● **Your objective**
In the records, find every line with the word "全民游泳" and copy it out.

Dataset rows describing interfaces
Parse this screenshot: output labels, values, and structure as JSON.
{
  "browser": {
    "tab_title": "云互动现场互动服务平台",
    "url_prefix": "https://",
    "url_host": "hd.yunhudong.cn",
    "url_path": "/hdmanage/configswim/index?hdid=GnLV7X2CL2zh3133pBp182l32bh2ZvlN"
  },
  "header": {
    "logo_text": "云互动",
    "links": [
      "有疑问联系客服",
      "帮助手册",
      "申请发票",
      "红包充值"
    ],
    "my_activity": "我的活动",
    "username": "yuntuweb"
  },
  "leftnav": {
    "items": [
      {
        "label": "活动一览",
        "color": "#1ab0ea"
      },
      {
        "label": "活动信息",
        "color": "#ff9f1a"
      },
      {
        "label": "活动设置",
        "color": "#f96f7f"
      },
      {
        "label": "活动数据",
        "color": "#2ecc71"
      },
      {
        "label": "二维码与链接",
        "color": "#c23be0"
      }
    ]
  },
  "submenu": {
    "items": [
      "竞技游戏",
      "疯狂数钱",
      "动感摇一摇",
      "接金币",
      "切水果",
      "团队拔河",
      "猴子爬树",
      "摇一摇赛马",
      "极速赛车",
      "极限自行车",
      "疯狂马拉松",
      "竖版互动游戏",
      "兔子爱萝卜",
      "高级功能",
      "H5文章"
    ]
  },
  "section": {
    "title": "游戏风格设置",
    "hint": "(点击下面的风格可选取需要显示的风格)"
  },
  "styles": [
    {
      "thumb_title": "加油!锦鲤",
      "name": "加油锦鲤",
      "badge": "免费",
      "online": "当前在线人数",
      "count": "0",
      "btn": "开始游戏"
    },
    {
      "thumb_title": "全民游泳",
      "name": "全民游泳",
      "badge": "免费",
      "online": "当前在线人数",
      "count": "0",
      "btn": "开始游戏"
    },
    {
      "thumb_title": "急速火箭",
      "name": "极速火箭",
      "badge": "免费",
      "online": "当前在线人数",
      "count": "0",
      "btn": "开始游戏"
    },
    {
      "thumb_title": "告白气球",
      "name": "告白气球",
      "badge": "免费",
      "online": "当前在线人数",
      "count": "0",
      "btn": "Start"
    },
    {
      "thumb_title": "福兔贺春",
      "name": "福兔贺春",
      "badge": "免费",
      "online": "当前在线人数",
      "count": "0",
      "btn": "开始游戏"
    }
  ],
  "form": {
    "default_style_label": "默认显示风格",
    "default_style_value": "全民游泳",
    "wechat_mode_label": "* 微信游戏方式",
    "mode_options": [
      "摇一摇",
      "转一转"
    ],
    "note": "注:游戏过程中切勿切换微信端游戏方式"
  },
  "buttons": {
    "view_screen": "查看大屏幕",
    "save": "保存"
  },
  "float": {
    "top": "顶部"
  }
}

● **Your response**
      "thumb_title": "全民游泳",
      "name": "全民游泳",
    "default_style_value": "全民游泳",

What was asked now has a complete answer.